Records excerpted from a collection:
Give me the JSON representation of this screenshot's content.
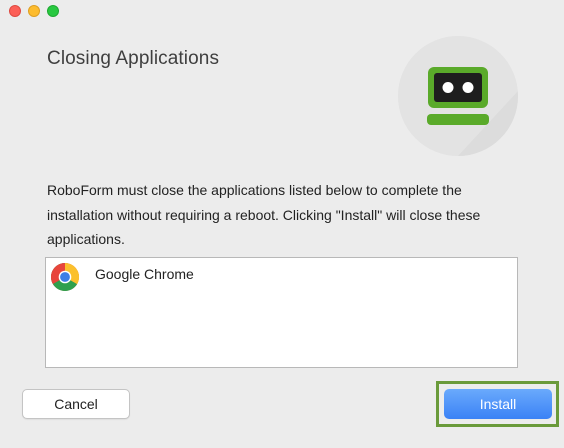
{
  "window": {
    "controls": [
      "close",
      "minimize",
      "zoom"
    ]
  },
  "dialog": {
    "title": "Closing Applications",
    "logo_icon": "roboform-robot-icon",
    "message": "RoboForm must close the applications listed below to complete the installation without requiring a reboot. Clicking \"Install\" will close these applications."
  },
  "app_list": {
    "items": [
      {
        "name": "Google Chrome",
        "icon": "chrome-icon"
      }
    ]
  },
  "buttons": {
    "cancel_label": "Cancel",
    "install_label": "Install"
  },
  "colors": {
    "logo_green": "#5aaa2a",
    "install_blue": "#4a8ef8",
    "highlight_green": "#6a9a3a"
  }
}
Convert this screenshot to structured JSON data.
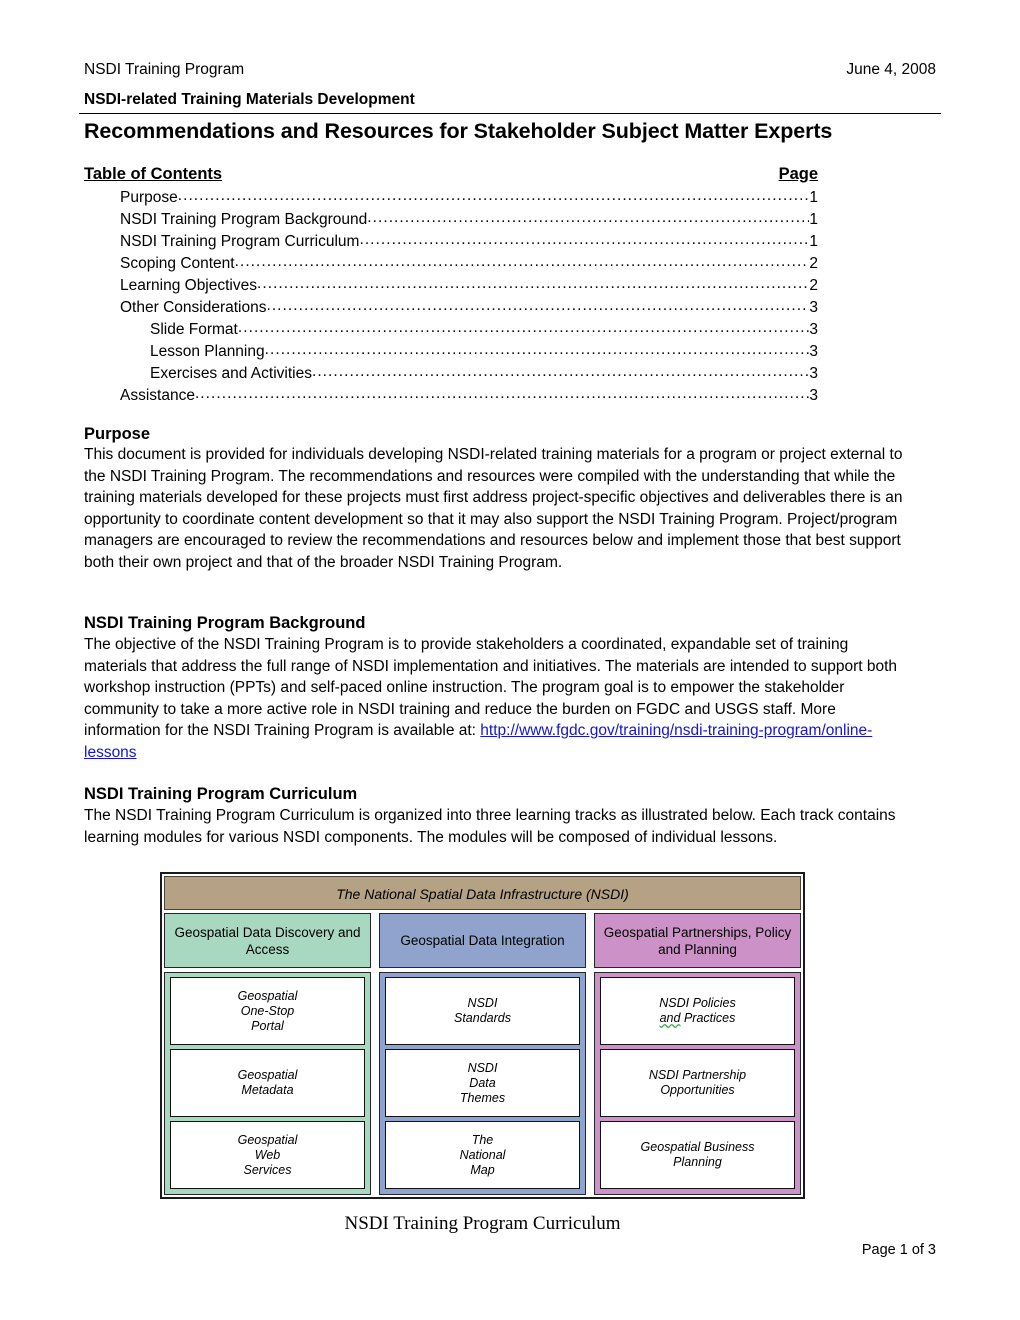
{
  "header": {
    "left": "NSDI Training Program",
    "right": "June 4, 2008"
  },
  "titles": {
    "subtitle": "NSDI-related Training Materials Development",
    "main": "Recommendations and Resources for Stakeholder Subject Matter Experts"
  },
  "toc": {
    "title": "Table of Contents",
    "page_col": "Page",
    "entries": [
      {
        "label": "Purpose",
        "page": "1",
        "level": 1
      },
      {
        "label": "NSDI Training Program Background",
        "page": "1",
        "level": 1
      },
      {
        "label": "NSDI Training Program Curriculum",
        "page": "1",
        "level": 1
      },
      {
        "label": "Scoping Content",
        "page": "2",
        "level": 1
      },
      {
        "label": "Learning Objectives",
        "page": "2",
        "level": 1
      },
      {
        "label": "Other Considerations",
        "page": "3",
        "level": 1
      },
      {
        "label": "Slide Format",
        "page": "3",
        "level": 2
      },
      {
        "label": "Lesson Planning",
        "page": "3",
        "level": 2
      },
      {
        "label": "Exercises and Activities",
        "page": "3",
        "level": 2
      },
      {
        "label": "Assistance",
        "page": "3",
        "level": 1
      }
    ]
  },
  "sections": {
    "purpose": {
      "heading": "Purpose",
      "body": "This document is provided for individuals developing NSDI-related training materials for a program or project external to the NSDI Training Program. The recommendations and resources were compiled with the understanding that while the training materials developed for these projects must first address project-specific objectives and deliverables there is an opportunity to coordinate content development so that it may also support the NSDI Training Program. Project/program managers are encouraged to review the recommendations and resources below and implement those that best support both their own project and that of the broader NSDI Training Program."
    },
    "background": {
      "heading": "NSDI Training Program Background",
      "body_before_link": "The objective of the NSDI Training Program is to provide stakeholders a coordinated, expandable set of training materials that address the full range of NSDI implementation and initiatives. The materials are intended to support both workshop instruction (PPTs) and self-paced online instruction. The program goal is to empower the stakeholder community to take a more active role in NSDI training and reduce the burden on FGDC and USGS staff. More information for the NSDI Training Program is available at: ",
      "link_text": "http://www.fgdc.gov/training/nsdi-training-program/online-lessons"
    },
    "curriculum": {
      "heading": "NSDI Training Program Curriculum",
      "body": "The NSDI Training Program Curriculum is organized into three learning tracks as illustrated below. Each track contains learning modules for various NSDI components. The modules will be composed of individual lessons."
    }
  },
  "diagram": {
    "banner": "The National Spatial Data Infrastructure (NSDI)",
    "banner_color": "#b5a184",
    "caption": "NSDI Training Program Curriculum",
    "tracks": [
      {
        "title": "Geospatial Data Discovery and Access",
        "color": "#a8d9c0",
        "modules": [
          "Geospatial\nOne-Stop\nPortal",
          "Geospatial\nMetadata",
          "Geospatial\nWeb\nServices"
        ]
      },
      {
        "title": "Geospatial Data Integration",
        "color": "#8fa3cd",
        "modules": [
          "NSDI\nStandards",
          "NSDI\nData\nThemes",
          "The\nNational\nMap"
        ]
      },
      {
        "title": "Geospatial Partnerships, Policy and Planning",
        "color": "#cc92c8",
        "modules": [
          "NSDI Policies\nand Practices",
          "NSDI Partnership\nOpportunities",
          "Geospatial Business\nPlanning"
        ]
      }
    ]
  },
  "footer": {
    "page_label": "Page 1 of 3"
  }
}
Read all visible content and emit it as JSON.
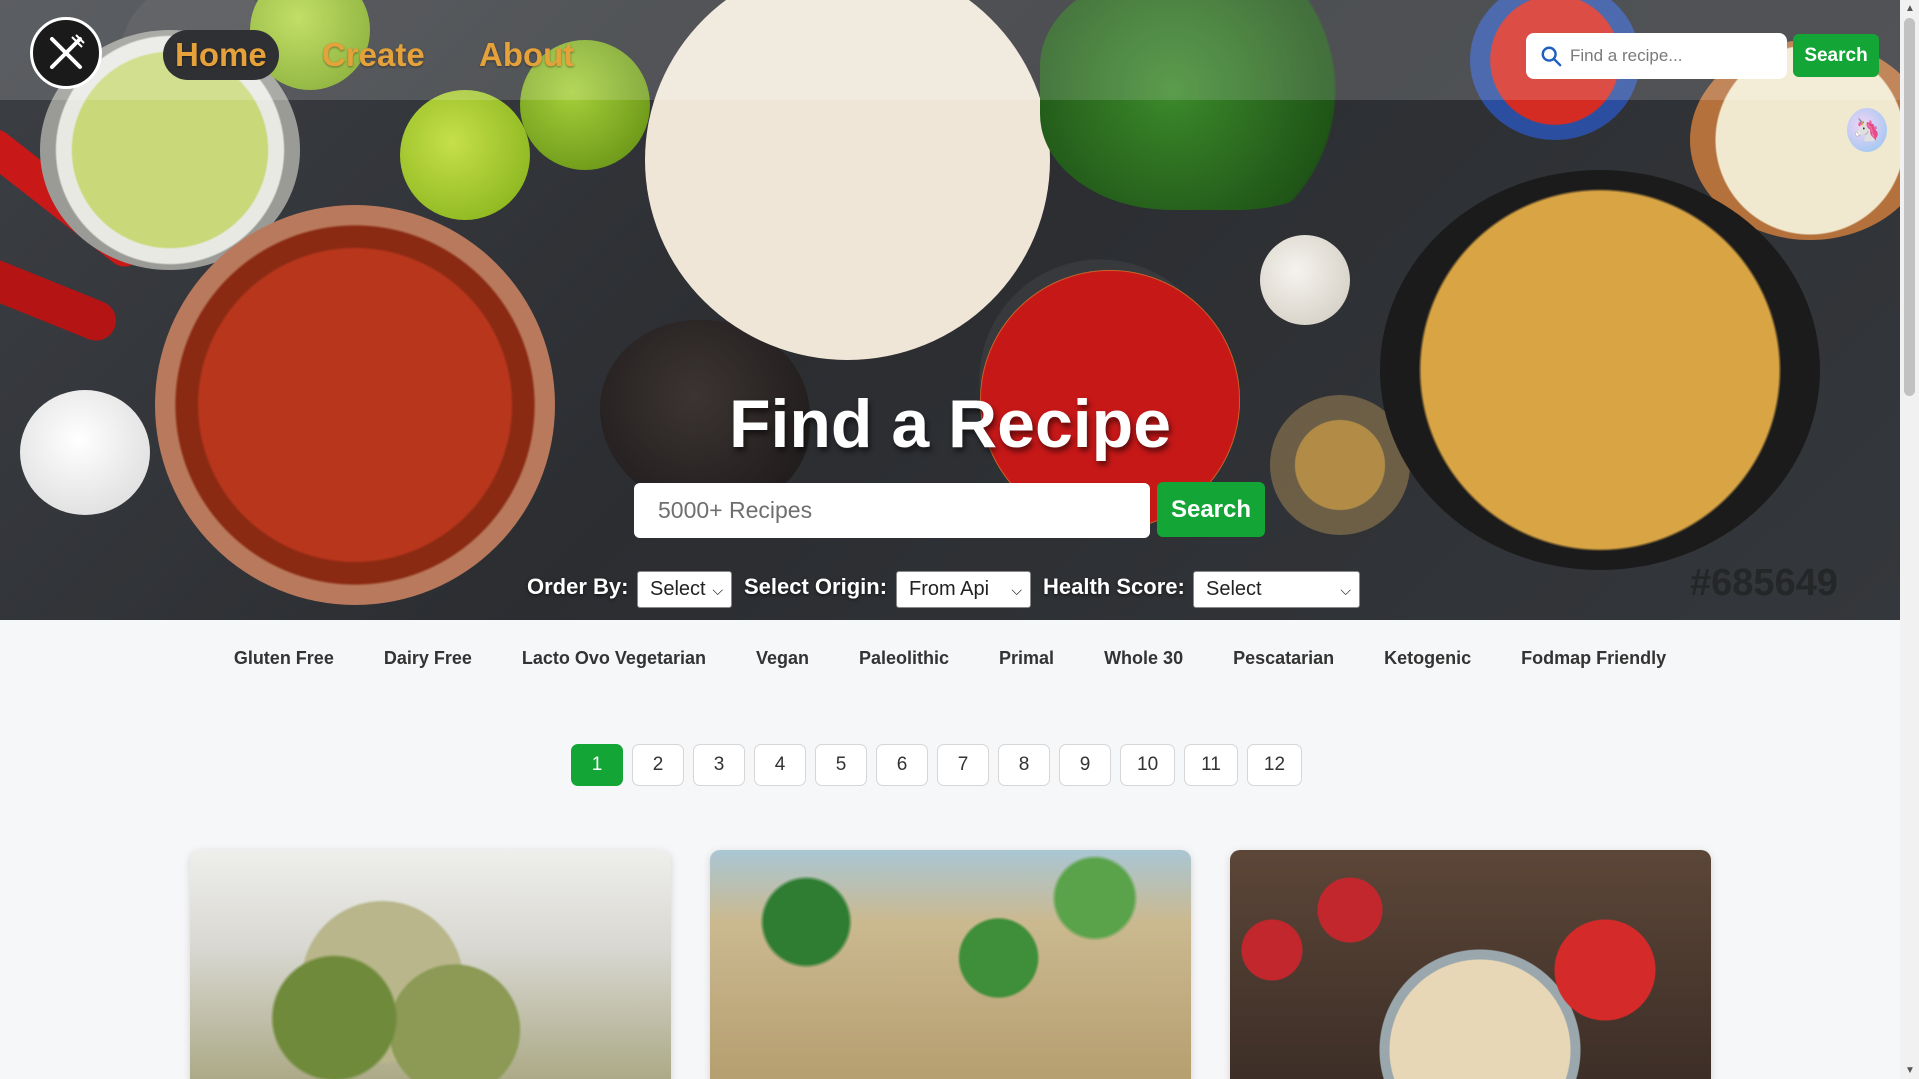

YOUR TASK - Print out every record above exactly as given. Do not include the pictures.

RESULT -
Give me the JSON representation of this screenshot's content.
{
  "window": {
    "controls": [
      "close",
      "minimize",
      "zoom"
    ]
  },
  "dialog": {
    "title": "Closing Applications",
    "logo_icon": "roboform-robot-icon",
    "message": "RoboForm must close the applications listed below to complete the installation without requiring a reboot. Clicking \"Install\" will close these applications."
  },
  "app_list": {
    "items": [
      {
        "name": "Google Chrome",
        "icon": "chrome-icon"
      }
    ]
  },
  "buttons": {
    "cancel_label": "Cancel",
    "install_label": "Install"
  },
  "colors": {
    "logo_green": "#5aaa2a",
    "install_blue": "#4a8ef8",
    "highlight_green": "#6a9a3a"
  }
}
Convert this screenshot to structured JSON data.
{
  "header": {
    "left": "NSDI Training Program",
    "right": "June 4, 2008"
  },
  "titles": {
    "subtitle": "NSDI-related Training Materials Development",
    "main": "Recommendations and Resources for Stakeholder Subject Matter Experts"
  },
  "toc": {
    "title": "Table of Contents",
    "page_col": "Page",
    "entries": [
      {
        "label": "Purpose",
        "page": "1",
        "level": 1
      },
      {
        "label": "NSDI Training Program Background",
        "page": "1",
        "level": 1
      },
      {
        "label": "NSDI Training Program Curriculum",
        "page": "1",
        "level": 1
      },
      {
        "label": "Scoping Content",
        "page": "2",
        "level": 1
      },
      {
        "label": "Learning Objectives",
        "page": "2",
        "level": 1
      },
      {
        "label": "Other Considerations",
        "page": "3",
        "level": 1
      },
      {
        "label": "Slide Format",
        "page": "3",
        "level": 2
      },
      {
        "label": "Lesson Planning",
        "page": "3",
        "level": 2
      },
      {
        "label": "Exercises and Activities",
        "page": "3",
        "level": 2
      },
      {
        "label": "Assistance",
        "page": "3",
        "level": 1
      }
    ]
  },
  "sections": {
    "purpose": {
      "heading": "Purpose",
      "body": "This document is provided for individuals developing NSDI-related training materials for a program or project external to the NSDI Training Program. The recommendations and resources were compiled with the understanding that while the training materials developed for these projects must first address project-specific objectives and deliverables there is an opportunity to coordinate content development so that it may also support the NSDI Training Program. Project/program managers are encouraged to review the recommendations and resources below and implement those that best support both their own project and that of the broader NSDI Training Program."
    },
    "background": {
      "heading": "NSDI Training Program Background",
      "body_before_link": "The objective of the NSDI Training Program is to provide stakeholders a coordinated, expandable set of training materials that address the full range of NSDI implementation and initiatives. The materials are intended to support both workshop instruction (PPTs) and self-paced online instruction. The program goal is to empower the stakeholder community to take a more active role in NSDI training and reduce the burden on FGDC and USGS staff. More information for the NSDI Training Program is available at: ",
      "link_text": "http://www.fgdc.gov/training/nsdi-training-program/online-lessons"
    },
    "curriculum": {
      "heading": "NSDI Training Program Curriculum",
      "body": "The NSDI Training Program Curriculum is organized into three learning tracks as illustrated below. Each track contains learning modules for various NSDI components. The modules will be composed of individual lessons."
    }
  },
  "diagram": {
    "banner": "The National Spatial Data Infrastructure (NSDI)",
    "banner_color": "#b5a184",
    "caption": "NSDI Training Program Curriculum",
    "tracks": [
      {
        "title": "Geospatial Data Discovery and Access",
        "color": "#a8d9c0",
        "modules": [
          "Geospatial\nOne-Stop\nPortal",
          "Geospatial\nMetadata",
          "Geospatial\nWeb\nServices"
        ]
      },
      {
        "title": "Geospatial Data Integration",
        "color": "#8fa3cd",
        "modules": [
          "NSDI\nStandards",
          "NSDI\nData\nThemes",
          "The\nNational\nMap"
        ]
      },
      {
        "title": "Geospatial Partnerships, Policy and Planning",
        "color": "#cc92c8",
        "modules": [
          "NSDI Policies\nand Practices",
          "NSDI Partnership\nOpportunities",
          "Geospatial Business\nPlanning"
        ]
      }
    ]
  },
  "footer": {
    "page_label": "Page 1 of 3"
  }
}
Read all visible content and emit it as JSON.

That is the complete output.